## About this task:
How many lines of the data include the string "JSON"? State that number alone.

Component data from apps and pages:
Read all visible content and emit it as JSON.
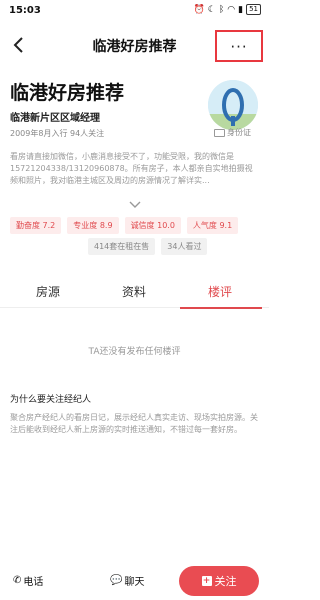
{
  "status_bar": {
    "time": "15:03",
    "icons": [
      "alarm-icon",
      "moon-icon",
      "bluetooth-icon",
      "wifi-icon",
      "signal-icon"
    ],
    "battery": "51"
  },
  "nav": {
    "title": "临港好房推荐",
    "more": "···"
  },
  "profile": {
    "headline": "临港好房推荐",
    "title": "临港新片区区域经理",
    "meta": "2009年8月入行 94人关注",
    "id_badge": "身份证",
    "bio": "看房请直接加微信，小鹿消息接受不了，功能受限，我的微信是15721204338/13120960878。所有房子，本人都亲自实地拍摄视频和照片，我对临港主城区及周边的房源情况了解详实..."
  },
  "scores": [
    {
      "label": "勤奋度",
      "value": "7.2"
    },
    {
      "label": "专业度",
      "value": "8.9"
    },
    {
      "label": "诚信度",
      "value": "10.0"
    },
    {
      "label": "人气度",
      "value": "9.1"
    }
  ],
  "stats": [
    "414套在租在售",
    "34人看过"
  ],
  "tabs": [
    "房源",
    "资料",
    "楼评"
  ],
  "empty_text": "TA还没有发布任何楼评",
  "why": {
    "title": "为什么要关注经纪人",
    "text": "聚合房产经纪人的看房日记，展示经纪人真实走访、现场实拍房源。关注后能收到经纪人新上房源的实时推送通知，不错过每一套好房。"
  },
  "bottom": {
    "call": "电话",
    "chat": "聊天",
    "follow": "关注"
  },
  "colors": {
    "accent": "#e94c52",
    "highlight_border": "#e8383f",
    "score_bg": "#fdecec",
    "stat_bg": "#f1f1f1"
  }
}
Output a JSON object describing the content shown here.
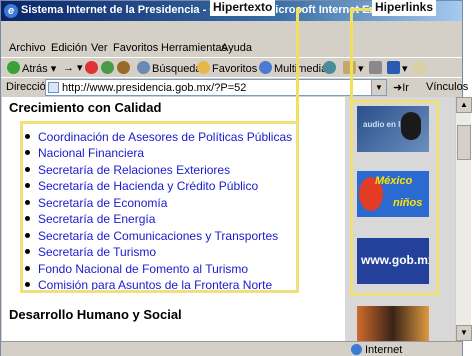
{
  "window": {
    "title": "Sistema Internet de la Presidencia - Gabinete - Microsoft Internet Explorer"
  },
  "menubar": [
    "Archivo",
    "Edición",
    "Ver",
    "Favoritos",
    "Herramientas",
    "Ayuda"
  ],
  "toolbar": {
    "back": "Atrás",
    "search": "Búsqueda",
    "favorites": "Favoritos",
    "multimedia": "Multimedia"
  },
  "address": {
    "label": "Dirección",
    "url": "http://www.presidencia.gob.mx/?P=52",
    "go": "Ir",
    "links": "Vínculos"
  },
  "content": {
    "section1_title": "Crecimiento con Calidad",
    "links": [
      "Coordinación de Asesores de Políticas Públicas",
      "Nacional Financiera",
      "Secretaría de Relaciones Exteriores",
      "Secretaría de Hacienda y Crédito Público",
      "Secretaría de Economía",
      "Secretaría de Energía",
      "Secretaría de Comunicaciones y Transportes",
      "Secretaría de Turismo",
      "Fondo Nacional de Fomento al Turismo",
      "Comisión para Asuntos de la Frontera Norte"
    ],
    "section2_title": "Desarrollo Humano y Social"
  },
  "banners": {
    "audio": "audio en línea",
    "mexico_word": "México",
    "kids_word": "niños",
    "gob": "www.gob.mx"
  },
  "statusbar": {
    "zone": "Internet"
  },
  "annotations": {
    "hipertexto": "Hipertexto",
    "hiperlinks": "Hiperlinks"
  },
  "colors": {
    "link": "#1a1ad0",
    "highlight": "#efe07b",
    "titlebar": "#0a246a"
  }
}
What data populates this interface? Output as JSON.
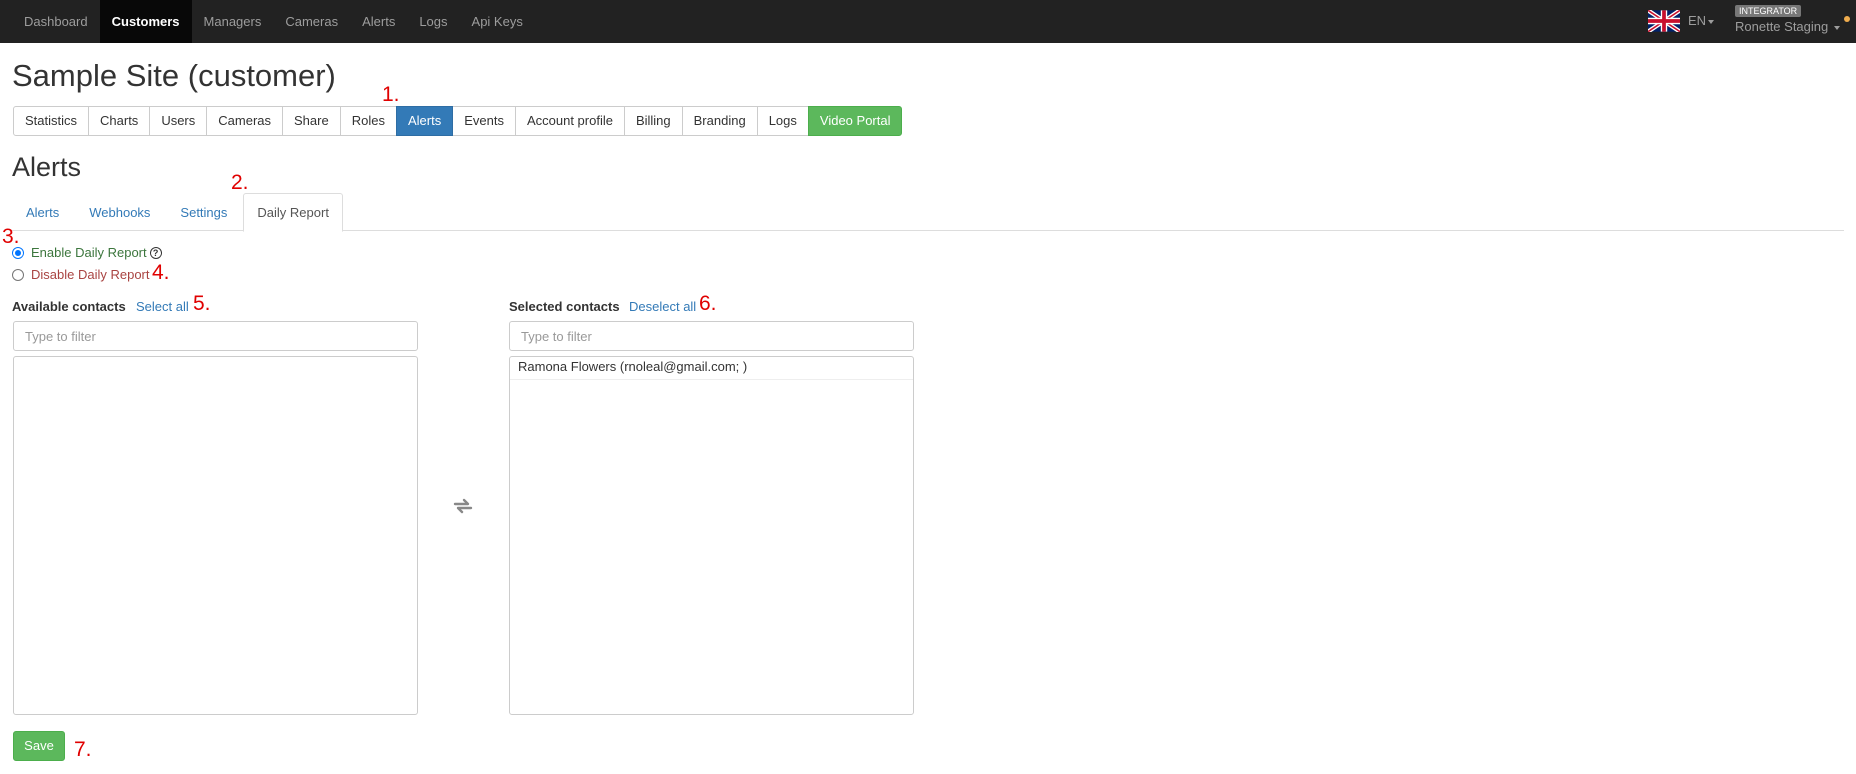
{
  "navbar": {
    "items": [
      {
        "label": "Dashboard",
        "active": false
      },
      {
        "label": "Customers",
        "active": true
      },
      {
        "label": "Managers",
        "active": false
      },
      {
        "label": "Cameras",
        "active": false
      },
      {
        "label": "Alerts",
        "active": false
      },
      {
        "label": "Logs",
        "active": false
      },
      {
        "label": "Api Keys",
        "active": false
      }
    ],
    "language": "EN",
    "role_badge": "INTEGRATOR",
    "user_name": "Ronette Staging"
  },
  "page": {
    "title": "Sample Site (customer)"
  },
  "button_group": {
    "items": [
      {
        "label": "Statistics"
      },
      {
        "label": "Charts"
      },
      {
        "label": "Users"
      },
      {
        "label": "Cameras"
      },
      {
        "label": "Share"
      },
      {
        "label": "Roles"
      },
      {
        "label": "Alerts",
        "active": true
      },
      {
        "label": "Events"
      },
      {
        "label": "Account profile"
      },
      {
        "label": "Billing"
      },
      {
        "label": "Branding"
      },
      {
        "label": "Logs"
      },
      {
        "label": "Video Portal",
        "success": true
      }
    ]
  },
  "section": {
    "title": "Alerts"
  },
  "tabs": {
    "items": [
      {
        "label": "Alerts"
      },
      {
        "label": "Webhooks"
      },
      {
        "label": "Settings"
      },
      {
        "label": "Daily Report",
        "active": true
      }
    ]
  },
  "daily_report": {
    "enable_label": "Enable Daily Report",
    "disable_label": "Disable Daily Report",
    "enabled": true,
    "help_glyph": "?"
  },
  "available": {
    "label": "Available contacts",
    "select_all": "Select all",
    "filter_placeholder": "Type to filter",
    "items": []
  },
  "selected": {
    "label": "Selected contacts",
    "deselect_all": "Deselect all",
    "filter_placeholder": "Type to filter",
    "items": [
      "Ramona Flowers (rnoleal@gmail.com; )"
    ]
  },
  "save_label": "Save",
  "annotations": [
    "1.",
    "2.",
    "3.",
    "4.",
    "5.",
    "6.",
    "7."
  ],
  "colors": {
    "navbar_bg": "#222222",
    "primary": "#337ab7",
    "success": "#5cb85c",
    "annotation": "#e00000"
  }
}
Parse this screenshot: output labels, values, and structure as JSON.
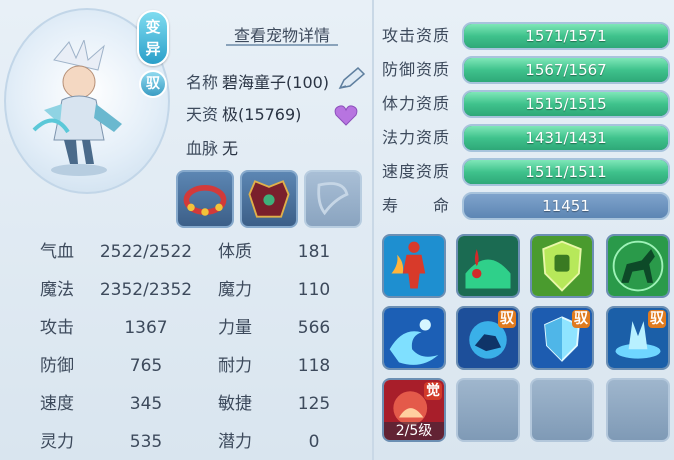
{
  "pet": {
    "transform_badge": "变异",
    "ride_badge": "驭",
    "detail_link": "查看宠物详情",
    "name_label": "名称",
    "name_value": "碧海童子(100)",
    "talent_label": "天资",
    "talent_value": "极(15769)",
    "bloodline_label": "血脉",
    "bloodline_value": "无"
  },
  "stats": [
    {
      "label": "气血",
      "value": "2522/2522"
    },
    {
      "label": "体质",
      "value": "181"
    },
    {
      "label": "魔法",
      "value": "2352/2352"
    },
    {
      "label": "魔力",
      "value": "110"
    },
    {
      "label": "攻击",
      "value": "1367"
    },
    {
      "label": "力量",
      "value": "566"
    },
    {
      "label": "防御",
      "value": "765"
    },
    {
      "label": "耐力",
      "value": "118"
    },
    {
      "label": "速度",
      "value": "345"
    },
    {
      "label": "敏捷",
      "value": "125"
    },
    {
      "label": "灵力",
      "value": "535"
    },
    {
      "label": "潜力",
      "value": "0"
    }
  ],
  "aptitudes": [
    {
      "label": "攻击资质",
      "value": "1571/1571",
      "fill": 1.0
    },
    {
      "label": "防御资质",
      "value": "1567/1567",
      "fill": 1.0
    },
    {
      "label": "体力资质",
      "value": "1515/1515",
      "fill": 1.0
    },
    {
      "label": "法力资质",
      "value": "1431/1431",
      "fill": 1.0
    },
    {
      "label": "速度资质",
      "value": "1511/1511",
      "fill": 1.0
    }
  ],
  "lifespan": {
    "label": "寿　　命",
    "value": "11451"
  },
  "skills": {
    "ride_tag": "驭",
    "awaken_tag": "觉",
    "awaken_level": "2/5级",
    "icons": [
      "fire-warrior-icon",
      "blood-drain-icon",
      "shield-emblem-icon",
      "horse-rider-icon",
      "water-wave-icon",
      "water-beast-icon",
      "water-shield-icon",
      "water-vortex-icon",
      "awaken-skill-icon"
    ]
  },
  "colors": {
    "aptitude_fill": "#3fc28c",
    "bar_track": "#3a5878",
    "badge": "#2a9fc9",
    "ride_tag": "#e07b1f"
  }
}
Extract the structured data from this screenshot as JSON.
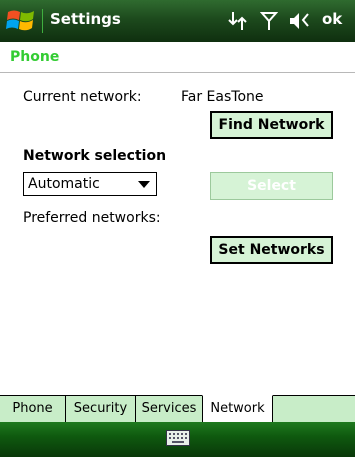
{
  "header": {
    "title": "Settings",
    "ok_label": "ok",
    "icons": [
      "windows-logo",
      "data-connectivity-icon",
      "signal-strength-icon",
      "volume-icon"
    ]
  },
  "page": {
    "title": "Phone"
  },
  "content": {
    "current_network_label": "Current network:",
    "current_network_value": "Far EasTone",
    "find_network_button": "Find Network",
    "network_selection_heading": "Network selection",
    "selection_mode": "Automatic",
    "select_button": "Select",
    "preferred_networks_label": "Preferred networks:",
    "set_networks_button": "Set Networks"
  },
  "tabs": [
    {
      "label": "Phone",
      "active": false
    },
    {
      "label": "Security",
      "active": false
    },
    {
      "label": "Services",
      "active": false
    },
    {
      "label": "Network",
      "active": true
    }
  ],
  "bottom": {
    "icon": "keyboard-icon"
  },
  "colors": {
    "accent": "#33cc33",
    "button_bg": "#d6f3d6",
    "topbar": "#1d4a1d",
    "tab_bg": "#c8edc8"
  }
}
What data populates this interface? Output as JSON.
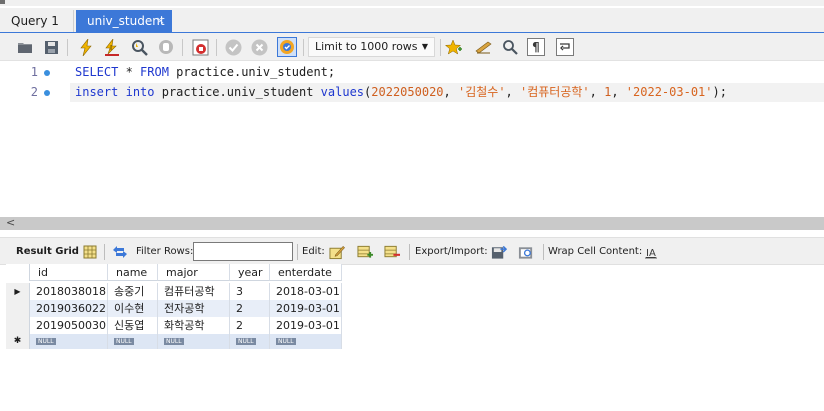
{
  "tabs": [
    {
      "label": "Query 1",
      "active": false
    },
    {
      "label": "univ_student",
      "active": true,
      "close": "×"
    }
  ],
  "toolbar": {
    "limit_rows": "Limit to 1000 rows"
  },
  "editor": {
    "lines": [
      {
        "number": "1",
        "text": "SELECT * FROM practice.univ_student;"
      },
      {
        "number": "2",
        "text": "insert into practice.univ_student values(2022050020, '김철수', '컴퓨터공학', 1, '2022-03-01');"
      }
    ]
  },
  "scrollbar": {
    "left_arrow": "<"
  },
  "result_toolbar": {
    "result_grid": "Result Grid",
    "filter_rows": "Filter Rows:",
    "filter_value": "",
    "edit": "Edit:",
    "export_import": "Export/Import:",
    "wrap_cell": "Wrap Cell Content:"
  },
  "grid": {
    "columns": [
      "id",
      "name",
      "major",
      "year",
      "enterdate"
    ],
    "rows": [
      [
        "2018038018",
        "송중기",
        "컴퓨터공학",
        "3",
        "2018-03-01"
      ],
      [
        "2019036022",
        "이수현",
        "전자공학",
        "2",
        "2019-03-01"
      ],
      [
        "2019050030",
        "신동엽",
        "화학공학",
        "2",
        "2019-03-01"
      ]
    ],
    "null_label": "NULL",
    "current_row_marker": "▶",
    "new_row_marker": "✱"
  },
  "colors": {
    "active_tab": "#3c78d8",
    "keyword": "#1f38cf",
    "string": "#d8641e",
    "row_alt": "#e8eef8"
  },
  "icons": [
    "open-folder-icon",
    "save-icon",
    "execute-lightning-icon",
    "execute-selection-icon",
    "explain-magnifier-icon",
    "stop-icon",
    "toggle-output-icon",
    "commit-icon",
    "rollback-icon",
    "autocommit-icon",
    "bookmark-star-icon",
    "beautify-brush-icon",
    "find-icon",
    "invisible-chars-icon",
    "wrap-lines-icon",
    "grid-icon",
    "refresh-icon",
    "edit-row-icon",
    "add-row-icon",
    "delete-row-icon",
    "export-icon",
    "import-icon",
    "wrap-cell-icon"
  ]
}
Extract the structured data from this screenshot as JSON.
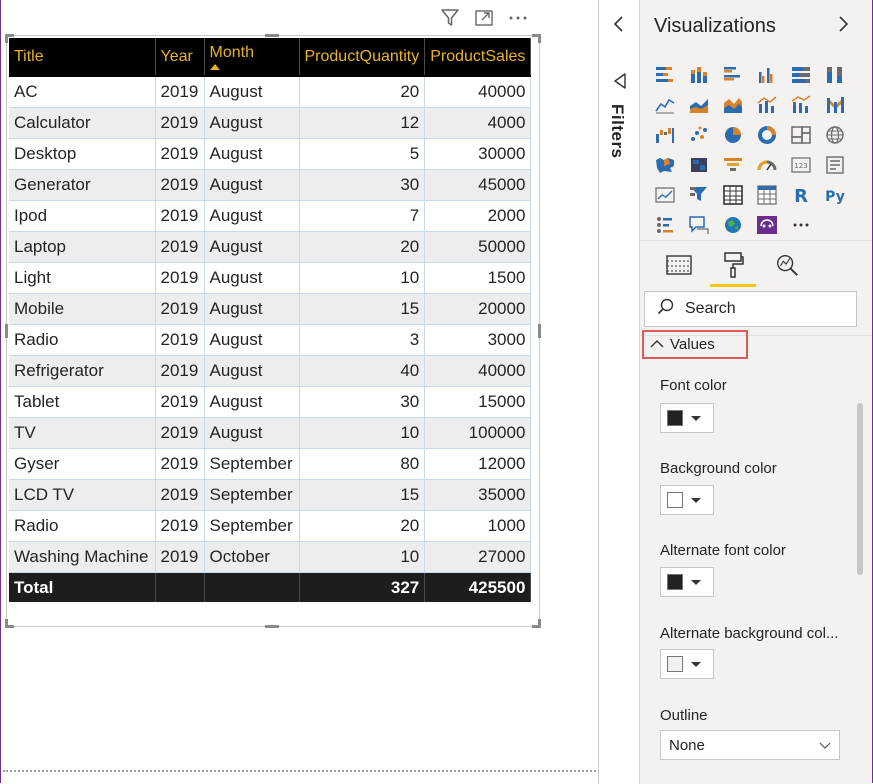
{
  "table": {
    "columns": [
      "Title",
      "Year",
      "Month",
      "ProductQuantity",
      "ProductSales"
    ],
    "sorted_column": "Month",
    "rows": [
      [
        "AC",
        "2019",
        "August",
        "20",
        "40000"
      ],
      [
        "Calculator",
        "2019",
        "August",
        "12",
        "4000"
      ],
      [
        "Desktop",
        "2019",
        "August",
        "5",
        "30000"
      ],
      [
        "Generator",
        "2019",
        "August",
        "30",
        "45000"
      ],
      [
        "Ipod",
        "2019",
        "August",
        "7",
        "2000"
      ],
      [
        "Laptop",
        "2019",
        "August",
        "20",
        "50000"
      ],
      [
        "Light",
        "2019",
        "August",
        "10",
        "1500"
      ],
      [
        "Mobile",
        "2019",
        "August",
        "15",
        "20000"
      ],
      [
        "Radio",
        "2019",
        "August",
        "3",
        "3000"
      ],
      [
        "Refrigerator",
        "2019",
        "August",
        "40",
        "40000"
      ],
      [
        "Tablet",
        "2019",
        "August",
        "30",
        "15000"
      ],
      [
        "TV",
        "2019",
        "August",
        "10",
        "100000"
      ],
      [
        "Gyser",
        "2019",
        "September",
        "80",
        "12000"
      ],
      [
        "LCD TV",
        "2019",
        "September",
        "15",
        "35000"
      ],
      [
        "Radio",
        "2019",
        "September",
        "20",
        "1000"
      ],
      [
        "Washing Machine",
        "2019",
        "October",
        "10",
        "27000"
      ]
    ],
    "total": [
      "Total",
      "",
      "",
      "327",
      "425500"
    ],
    "colors": {
      "header_bg": "#000000",
      "header_text": "#e8b22a",
      "alt_row_bg": "#ededed",
      "total_bg": "#1f1d1c"
    }
  },
  "visual_header": {
    "icons": [
      "filter-icon",
      "focus-mode-icon",
      "more-options-icon"
    ]
  },
  "filters_pane": {
    "label": "Filters",
    "collapse_icon": "chevron-left-icon"
  },
  "viz_pane": {
    "title": "Visualizations",
    "icons": [
      "stacked-bar-chart-icon",
      "stacked-column-chart-icon",
      "clustered-bar-chart-icon",
      "clustered-column-chart-icon",
      "100-stacked-bar-chart-icon",
      "100-stacked-column-chart-icon",
      "line-chart-icon",
      "area-chart-icon",
      "stacked-area-chart-icon",
      "line-clustered-column-icon",
      "line-stacked-column-icon",
      "ribbon-chart-icon",
      "waterfall-chart-icon",
      "scatter-chart-icon",
      "pie-chart-icon",
      "donut-chart-icon",
      "treemap-icon",
      "map-icon",
      "filled-map-icon",
      "shape-map-icon",
      "funnel-icon",
      "gauge-icon",
      "card-icon",
      "multi-row-card-icon",
      "kpi-icon",
      "slicer-icon",
      "table-icon",
      "matrix-icon",
      "r-visual-icon",
      "python-visual-icon",
      "key-influencers-icon",
      "qa-icon",
      "arcgis-map-icon",
      "custom-visual-icon",
      "more-visuals-icon"
    ],
    "tabs": [
      "fields-tab",
      "format-tab",
      "analytics-tab"
    ],
    "active_tab": "format-tab",
    "search_placeholder": "Search",
    "section": "Values",
    "properties": {
      "font_color_label": "Font color",
      "background_color_label": "Background color",
      "alt_font_color_label": "Alternate font color",
      "alt_background_color_label": "Alternate background col...",
      "outline_label": "Outline",
      "outline_value": "None"
    },
    "swatches": {
      "font_color": "#222222",
      "background_color": "#ffffff",
      "alt_font_color": "#222222",
      "alt_background_color": "#f0f0f0"
    },
    "accent_color": "#f2c811",
    "highlight_color": "#e05a5a"
  }
}
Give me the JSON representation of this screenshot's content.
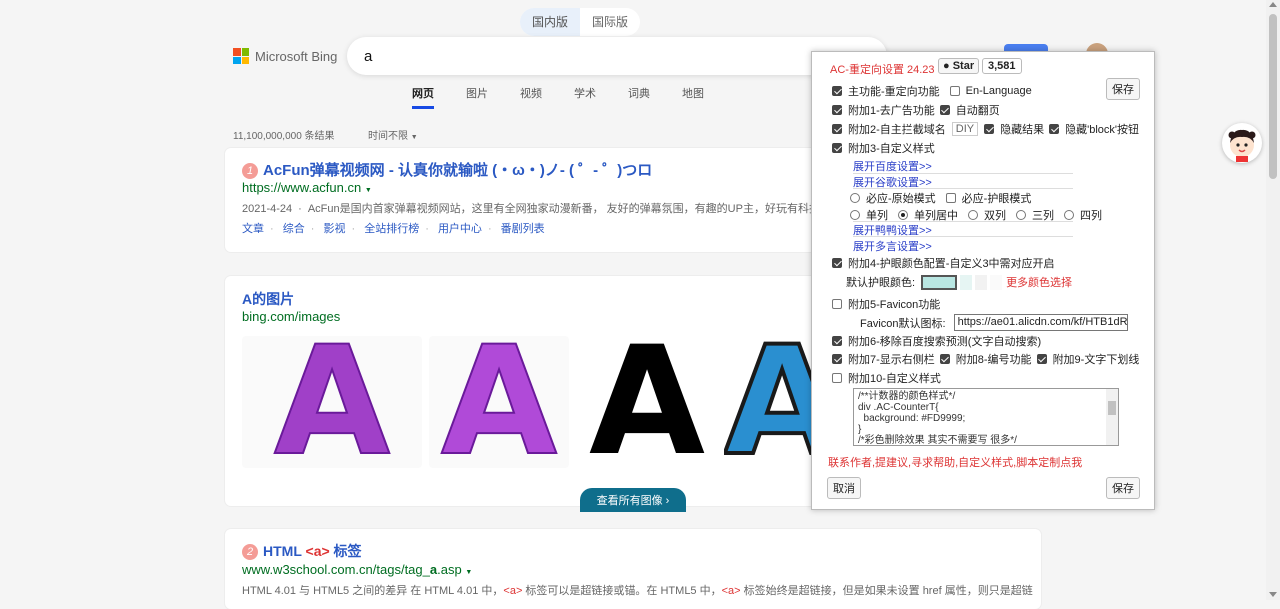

## Answer space:
8